The name of the island is from the Finnic word valamo, which means "the high, mountain, ground". The climate and natural history of the island are unique because of its position in Lake Ladoga. Spring begins at the end of March and a typical summer on Valaam consists of 30-35 sunny days, which is more than on the mainland. The average temperature in July is 17°C (63°F). The winter and snow arrive in early December. In the middle of February the ice road to the nearest city of Sortavala (42 km, 15 mi) is traversable. The average temperature of February is minus 8°C (18°F).

More than 480 species of plants grow on the island, many of which have been cultivated by monks. The island is covered by coniferous woods, about 65% of which are pine.

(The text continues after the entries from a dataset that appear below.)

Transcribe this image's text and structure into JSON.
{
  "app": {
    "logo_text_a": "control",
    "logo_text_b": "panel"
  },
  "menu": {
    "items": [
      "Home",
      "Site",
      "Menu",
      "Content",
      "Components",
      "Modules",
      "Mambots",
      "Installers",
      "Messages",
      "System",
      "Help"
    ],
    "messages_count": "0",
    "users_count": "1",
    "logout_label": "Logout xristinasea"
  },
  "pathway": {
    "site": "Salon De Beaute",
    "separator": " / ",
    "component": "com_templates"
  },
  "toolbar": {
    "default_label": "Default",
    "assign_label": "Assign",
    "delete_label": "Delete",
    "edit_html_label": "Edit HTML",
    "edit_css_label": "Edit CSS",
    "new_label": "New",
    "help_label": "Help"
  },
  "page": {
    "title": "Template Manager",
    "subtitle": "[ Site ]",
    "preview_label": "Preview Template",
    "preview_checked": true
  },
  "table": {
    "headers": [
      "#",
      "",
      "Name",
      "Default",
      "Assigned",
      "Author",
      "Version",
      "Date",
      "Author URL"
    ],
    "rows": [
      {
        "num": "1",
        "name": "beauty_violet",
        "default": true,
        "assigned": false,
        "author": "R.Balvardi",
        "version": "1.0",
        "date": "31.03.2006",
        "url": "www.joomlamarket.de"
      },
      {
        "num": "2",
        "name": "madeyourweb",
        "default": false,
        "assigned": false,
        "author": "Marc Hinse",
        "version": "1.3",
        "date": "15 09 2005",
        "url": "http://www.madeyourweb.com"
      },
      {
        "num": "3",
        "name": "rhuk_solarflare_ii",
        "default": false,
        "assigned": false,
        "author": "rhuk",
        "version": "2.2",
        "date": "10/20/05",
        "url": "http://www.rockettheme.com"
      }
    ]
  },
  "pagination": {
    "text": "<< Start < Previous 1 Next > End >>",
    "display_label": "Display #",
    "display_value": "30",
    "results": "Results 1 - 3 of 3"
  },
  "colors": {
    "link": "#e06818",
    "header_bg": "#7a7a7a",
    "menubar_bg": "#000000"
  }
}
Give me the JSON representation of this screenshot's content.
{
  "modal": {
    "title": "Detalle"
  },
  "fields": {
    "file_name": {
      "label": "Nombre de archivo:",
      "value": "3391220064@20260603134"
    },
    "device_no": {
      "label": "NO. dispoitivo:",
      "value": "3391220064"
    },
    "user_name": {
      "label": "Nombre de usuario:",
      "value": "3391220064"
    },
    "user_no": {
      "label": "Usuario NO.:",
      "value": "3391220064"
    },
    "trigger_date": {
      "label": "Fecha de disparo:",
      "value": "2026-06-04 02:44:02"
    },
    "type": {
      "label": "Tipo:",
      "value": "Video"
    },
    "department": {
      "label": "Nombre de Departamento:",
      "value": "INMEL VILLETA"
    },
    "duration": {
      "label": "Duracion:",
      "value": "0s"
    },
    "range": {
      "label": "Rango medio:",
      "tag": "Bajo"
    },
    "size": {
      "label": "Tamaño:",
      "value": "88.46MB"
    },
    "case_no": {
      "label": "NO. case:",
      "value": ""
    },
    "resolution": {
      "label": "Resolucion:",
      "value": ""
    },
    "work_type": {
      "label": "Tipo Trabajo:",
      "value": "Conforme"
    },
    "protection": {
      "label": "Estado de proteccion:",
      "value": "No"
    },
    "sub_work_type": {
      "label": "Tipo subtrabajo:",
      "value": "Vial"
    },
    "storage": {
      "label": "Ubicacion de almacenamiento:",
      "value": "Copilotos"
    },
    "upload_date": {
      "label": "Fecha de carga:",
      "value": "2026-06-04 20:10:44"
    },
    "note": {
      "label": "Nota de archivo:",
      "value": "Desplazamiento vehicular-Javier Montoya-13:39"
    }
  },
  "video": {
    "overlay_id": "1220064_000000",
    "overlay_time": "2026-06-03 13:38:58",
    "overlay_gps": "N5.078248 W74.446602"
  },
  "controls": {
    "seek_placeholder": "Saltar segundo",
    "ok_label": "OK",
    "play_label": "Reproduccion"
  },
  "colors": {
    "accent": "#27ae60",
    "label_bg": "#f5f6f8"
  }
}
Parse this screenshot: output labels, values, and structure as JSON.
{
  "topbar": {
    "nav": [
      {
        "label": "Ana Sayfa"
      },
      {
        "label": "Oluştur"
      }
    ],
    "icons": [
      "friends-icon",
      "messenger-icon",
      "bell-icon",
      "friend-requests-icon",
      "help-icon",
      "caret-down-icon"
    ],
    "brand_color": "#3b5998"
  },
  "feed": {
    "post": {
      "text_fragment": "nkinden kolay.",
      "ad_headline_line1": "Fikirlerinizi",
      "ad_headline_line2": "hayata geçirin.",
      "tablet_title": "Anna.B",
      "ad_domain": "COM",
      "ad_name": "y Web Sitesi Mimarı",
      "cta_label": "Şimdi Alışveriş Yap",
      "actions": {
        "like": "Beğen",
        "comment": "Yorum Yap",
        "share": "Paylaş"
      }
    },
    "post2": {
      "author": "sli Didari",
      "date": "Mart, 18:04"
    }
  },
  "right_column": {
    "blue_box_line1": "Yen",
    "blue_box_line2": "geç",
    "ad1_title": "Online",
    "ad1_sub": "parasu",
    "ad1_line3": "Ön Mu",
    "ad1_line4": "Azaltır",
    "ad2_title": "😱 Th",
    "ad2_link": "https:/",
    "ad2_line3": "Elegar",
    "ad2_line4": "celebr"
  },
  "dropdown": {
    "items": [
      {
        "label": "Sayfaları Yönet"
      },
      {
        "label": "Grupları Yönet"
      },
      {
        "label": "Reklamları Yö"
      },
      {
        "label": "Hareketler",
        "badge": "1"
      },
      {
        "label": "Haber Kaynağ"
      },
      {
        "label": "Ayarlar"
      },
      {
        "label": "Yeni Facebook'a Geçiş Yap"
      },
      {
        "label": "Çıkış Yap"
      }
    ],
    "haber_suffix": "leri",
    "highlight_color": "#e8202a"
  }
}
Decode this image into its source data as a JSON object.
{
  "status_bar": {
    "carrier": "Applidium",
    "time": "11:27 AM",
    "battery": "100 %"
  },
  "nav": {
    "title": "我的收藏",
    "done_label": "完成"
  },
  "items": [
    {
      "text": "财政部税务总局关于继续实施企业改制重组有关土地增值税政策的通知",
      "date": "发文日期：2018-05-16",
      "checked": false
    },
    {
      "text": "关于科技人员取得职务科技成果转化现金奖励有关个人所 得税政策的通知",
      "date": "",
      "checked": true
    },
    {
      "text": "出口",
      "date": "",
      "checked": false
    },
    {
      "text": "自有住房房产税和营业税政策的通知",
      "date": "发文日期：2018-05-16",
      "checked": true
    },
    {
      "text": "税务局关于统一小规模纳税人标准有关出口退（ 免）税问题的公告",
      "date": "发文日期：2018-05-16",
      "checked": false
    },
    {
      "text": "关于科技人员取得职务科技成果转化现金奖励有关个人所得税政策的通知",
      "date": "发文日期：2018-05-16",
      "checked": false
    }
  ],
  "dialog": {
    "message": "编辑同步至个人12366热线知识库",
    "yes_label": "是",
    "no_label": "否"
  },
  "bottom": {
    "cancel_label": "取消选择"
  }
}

Ten species of mammals and more than 120 avian species call the archipelago home.[2]

The island was visited repeatedly by emperors Alexander I, Alexander II, and other members of the imperial family. Other famous visitors include Tchaikovsky and Mendeleyev.

The island is permanently inhabited by monks and families. In 1999, there were about 600 residents on the main island; including army service personnel, restoration workers, guides and monks.[1] There is a kindergarten, an arts and sports venue, a school, a small museum and a medical centre. The community on Valaam at the moment has no official administrative status.

During the summer, the main island can be reached by tour boats which leave St. Petersburg at night and arrive at the island the following morning.[1]

The president of the Russian Federation has a dacha on one of the islands of Valaam, but its precise location is not publicly known.[3]


Selby, N. St. Petersburg, 2nd. edition, 1999, Lonely Planet Publications ISBN 0-86442-657-7


  1. ^ a b c Selby p. 175
  2. ^ -, - (2003). Valaam Tourist Map. St. Petersburg: discus. ISBN 5-94059-038-1.{{cite book}}: CS1 maint: numeric names: authors list (link)
  3. ^ Paananen, Arja (2014-04-28). "Tässä on Putinin vaiettu huvila Valamon saaressa ('Here is Putin's secret dacha in Valaam')". Iltasanomat. Sanoma Oyj. Retrieved 2014-05-02.

External links[edit]

Coordinates: 61°22′27″N 30°57′39″E / 61.37417°N 30.96083°E / 61.37417; 30.96083